OLS Field Name OLS Field Data
Main Title Efficacy of Commercial Products in Enhancing Oil Biodegradation in Closed Laboratory Reactors.
Author Venosa, A. D. ; Haines, J. R. ; Nisamaneepong, W. ; Govind, R. ; Pradhan, S. ;
CORP Author Environmental Protection Agency, Cincinnati, OH. Risk Reduction Engineering Lab. ;Technology Applications, Inc., Cincinnati, OH. ;Cincinnati Univ., OH.
Publisher c1992
Year Published 1992
Report Number EPA/600/J-93/419;
Stock Number PB94-101607

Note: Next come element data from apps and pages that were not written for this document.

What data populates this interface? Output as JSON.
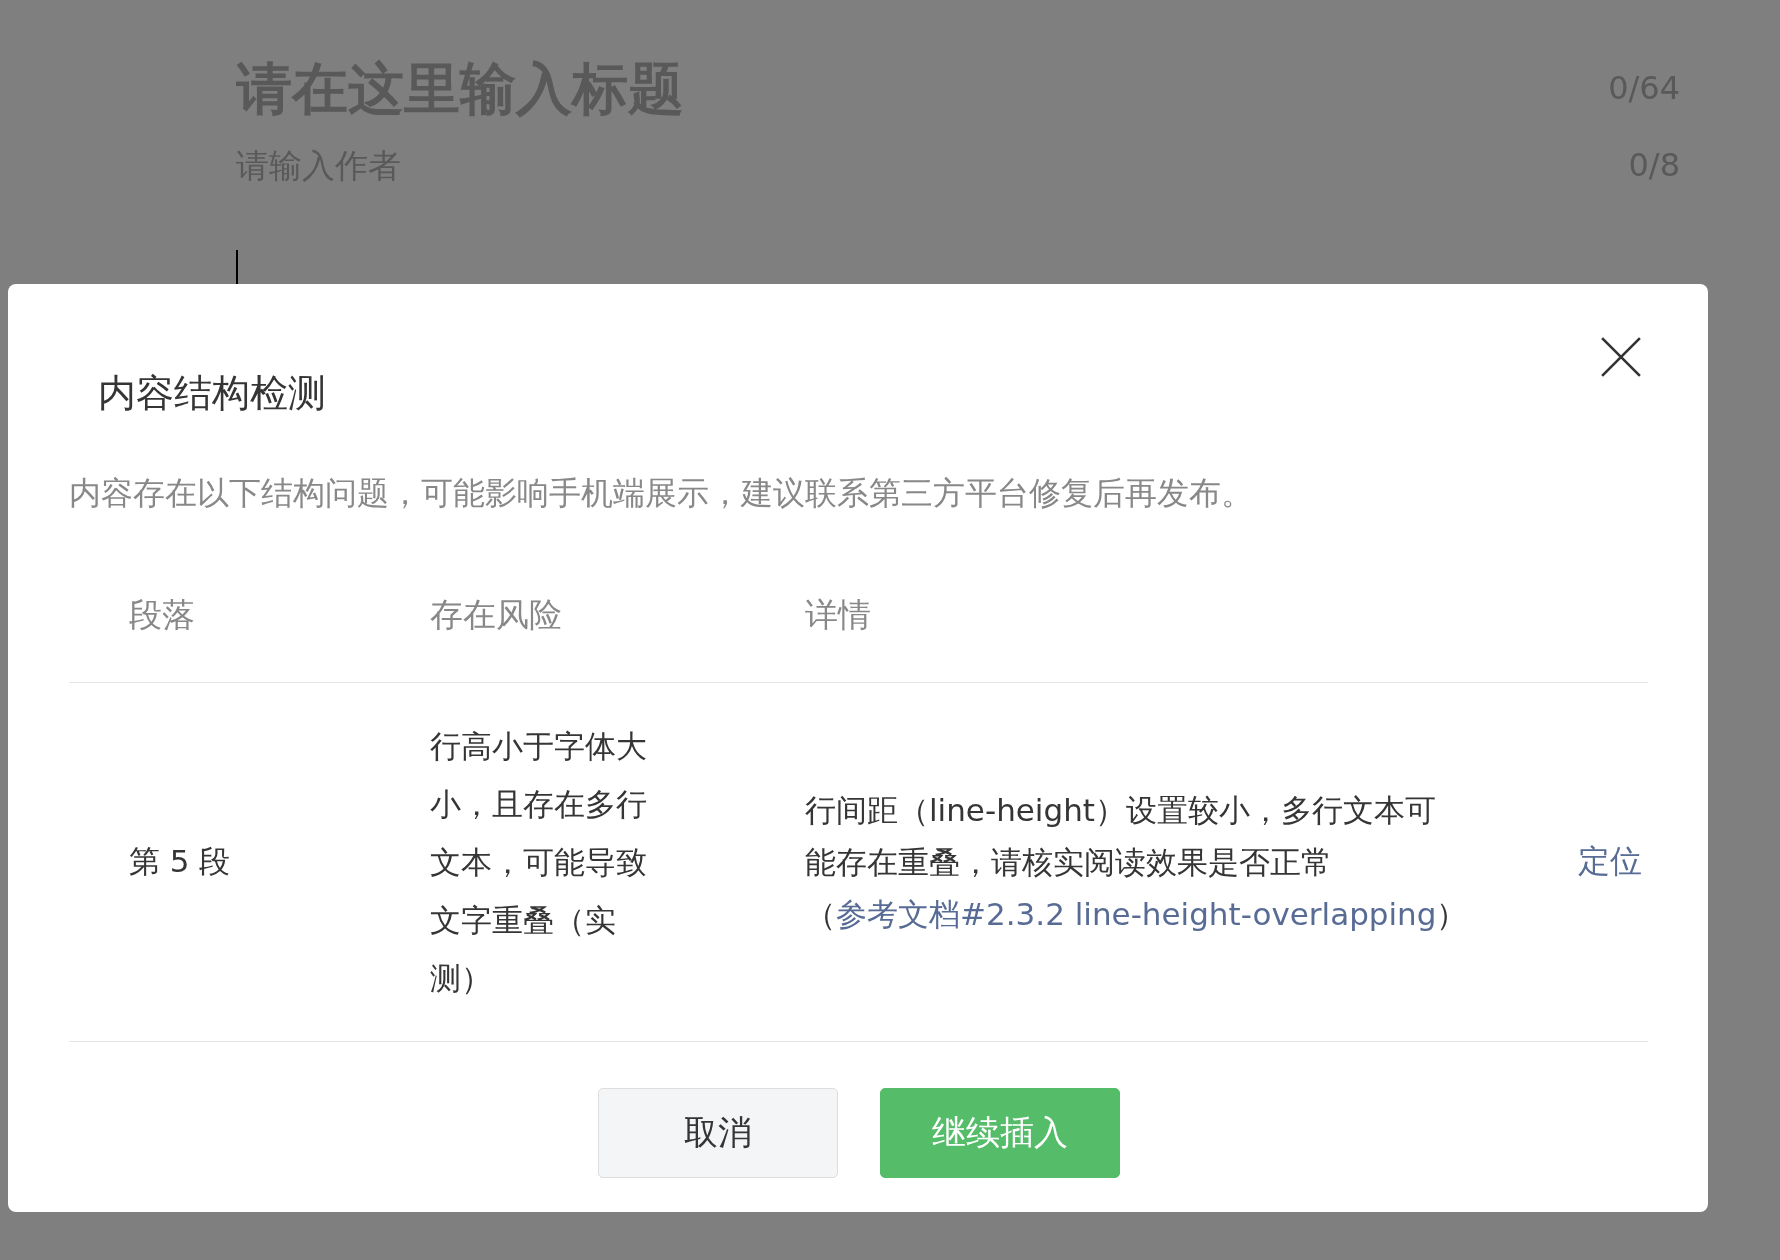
{
  "editor": {
    "title_placeholder": "请在这里输入标题",
    "title_count": "0/64",
    "author_placeholder": "请输入作者",
    "author_count": "0/8"
  },
  "dialog": {
    "title": "内容结构检测",
    "description": "内容存在以下结构问题，可能影响手机端展示，建议联系第三方平台修复后再发布。",
    "table": {
      "columns": [
        "段落",
        "存在风险",
        "详情"
      ],
      "rows": [
        {
          "paragraph": "第 5 段",
          "risk": "行高小于字体大小，且存在多行文本，可能导致文字重叠（实测）",
          "detail": "行间距（line-height）设置较小，多行文本可能存在重叠，请核实阅读效果是否正常（",
          "link": "参考文档#2.3.2 line-height-overlapping",
          "detail_end": "）",
          "action": "定位"
        }
      ]
    },
    "buttons": [
      {
        "label": "取消",
        "kind": "secondary"
      },
      {
        "label": "继续插入",
        "kind": "primary"
      }
    ]
  }
}
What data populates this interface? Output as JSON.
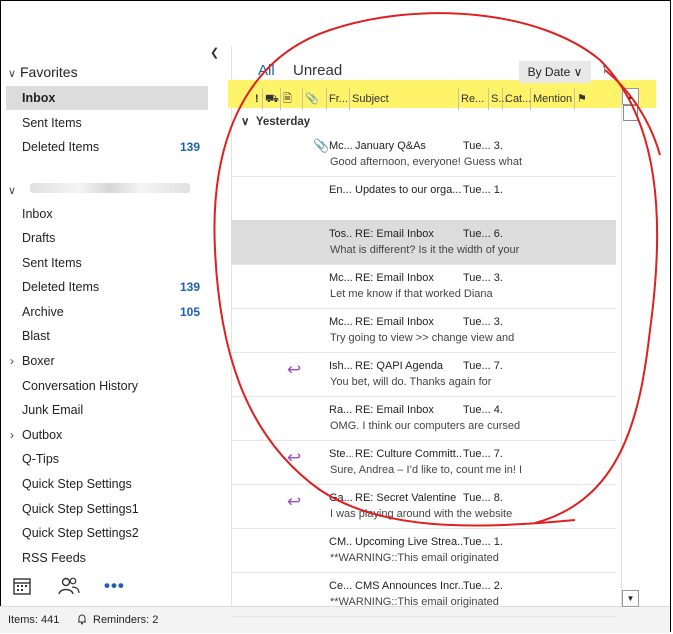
{
  "sidebar": {
    "favorites_header": "Favorites",
    "favorites": [
      {
        "label": "Inbox",
        "count": ""
      },
      {
        "label": "Sent Items",
        "count": ""
      },
      {
        "label": "Deleted Items",
        "count": "139"
      }
    ],
    "folders": [
      {
        "label": "Inbox",
        "count": ""
      },
      {
        "label": "Drafts",
        "count": ""
      },
      {
        "label": "Sent Items",
        "count": ""
      },
      {
        "label": "Deleted Items",
        "count": "139"
      },
      {
        "label": "Archive",
        "count": "105"
      },
      {
        "label": "Blast",
        "count": ""
      },
      {
        "label": "Boxer",
        "count": ""
      },
      {
        "label": "Conversation History",
        "count": ""
      },
      {
        "label": "Junk Email",
        "count": ""
      },
      {
        "label": "Outbox",
        "count": ""
      },
      {
        "label": "Q-Tips",
        "count": ""
      },
      {
        "label": "Quick Step Settings",
        "count": ""
      },
      {
        "label": "Quick Step Settings1",
        "count": ""
      },
      {
        "label": "Quick Step Settings2",
        "count": ""
      },
      {
        "label": "RSS Feeds",
        "count": ""
      }
    ],
    "bottom_icons": [
      "calendar-icon",
      "people-icon",
      "more-icon"
    ]
  },
  "status": {
    "items": "Items: 441",
    "reminders": "Reminders: 2"
  },
  "mail": {
    "tab_all": "All",
    "tab_unread": "Unread",
    "sort_label": "By Date",
    "columns": {
      "importance": "!",
      "reminder": "",
      "icon": "",
      "attachment": "",
      "from": "Fr...",
      "subject": "Subject",
      "received": "Re...",
      "size": "S...",
      "category": "Cat...",
      "mention": "Mention",
      "flag": ""
    },
    "group_label": "Yesterday",
    "rows": [
      {
        "from": "Mc...",
        "subject": "January Q&As",
        "date": "Tue... 3..",
        "preview": "Good afternoon, everyone!  Guess what",
        "icon": "clip"
      },
      {
        "from": "En...",
        "subject": "Updates to our orga...",
        "date": "Tue... 1..",
        "preview": "",
        "icon": ""
      },
      {
        "from": "Tos...",
        "subject": "RE: Email Inbox",
        "date": "Tue... 6..",
        "preview": "What is different?    Is it the width of your",
        "icon": ""
      },
      {
        "from": "Mc...",
        "subject": "RE: Email Inbox",
        "date": "Tue... 3..",
        "preview": "Let me know if that worked  Diana",
        "icon": ""
      },
      {
        "from": "Mc...",
        "subject": "RE: Email Inbox",
        "date": "Tue... 3..",
        "preview": "Try going to view >> change view and",
        "icon": ""
      },
      {
        "from": "Ish...",
        "subject": "RE: QAPI Agenda",
        "date": "Tue... 7..",
        "preview": "You bet, will do.  Thanks again for",
        "icon": "reply"
      },
      {
        "from": "Ra...",
        "subject": "RE: Email Inbox",
        "date": "Tue... 4..",
        "preview": "OMG. I think our computers are cursed",
        "icon": ""
      },
      {
        "from": "Ste...",
        "subject": "RE: Culture Committ...",
        "date": "Tue... 7..",
        "preview": "Sure, Andrea – I’d like to, count me in!  I",
        "icon": "reply"
      },
      {
        "from": "Ga...",
        "subject": "RE: Secret Valentine",
        "date": "Tue... 8..",
        "preview": "I was playing around with the website",
        "icon": "reply"
      },
      {
        "from": "CM...",
        "subject": "Upcoming Live Strea...",
        "date": "Tue... 1..",
        "preview": "**WARNING::This email originated",
        "icon": ""
      },
      {
        "from": "Ce...",
        "subject": "CMS Announces Incr...",
        "date": "Tue... 2..",
        "preview": "**WARNING::This email originated",
        "icon": ""
      }
    ]
  },
  "annotation_color": "#e02020",
  "highlight_color": "#fff36a"
}
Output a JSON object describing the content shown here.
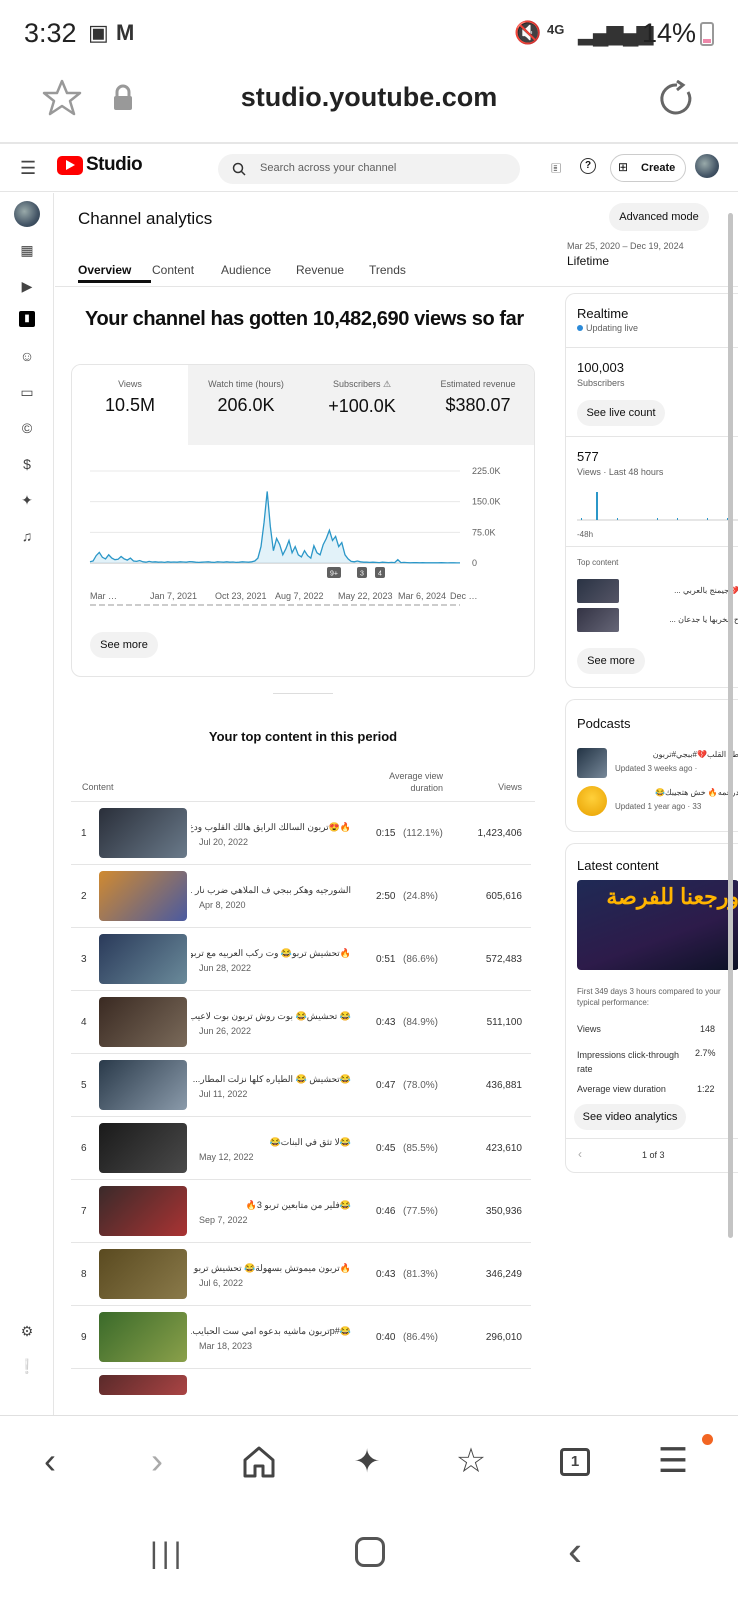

Additional Subjects Oil pollution ; Biodeterioration ; Microorganisms ; Experimental design ; Beaches ; Prince William Sound ; Alaska ; Prudhoe Bay ; Land pollution control ; Water pollution control ; Respirometers ; Laboratory equipment ; Flasks ; Reprints ; Cleanup operations ; Allochthonous bacteria ; Exxon Valdez
Library Call Number Additional Info Location Last
NTIS  PB94-101607 Most EPA libraries have a fiche copy filed under the call number shown. Check with individual libraries about paper copy. NTIS 02/27/1994
Collation 13p
A laboratory screening protocol was designed and conducted to test the efficacy of 8 commercial allochthonous bacterial cultures and 2 non-bacterial products in enhancing the biodegradation of weathered Prudhoe Bay crude oil in closed flasks. Three lines of evidence were used to support the decision to progress to field testing in Prince William Sound: rapid onset and high rate of oxygen uptake, substantial growth of oil degraders, and significant degradation of the aliphatic and aromatic hydrocarbon fractions of the weathered Prudhoe Bay crude oil. A product had to enhance biodegradation greater than that achieved with excess mineral nutrients. Experiments were conducted in closed respirometer flasks and shake flasks, using actual seawater from Prince William Sound and weathered crude oil from a contaminated beach. Analysis of the data resulted in the selection of 2 of the 10 products for field testing. Both were bacterial products. Findings suggested that the indigenous Alaskan microorganisms were primarily responsible for the biodegradation in the closed flasks and respirometer vessels. (Copyright (c) 1992 Society for Industrial Microbiology.)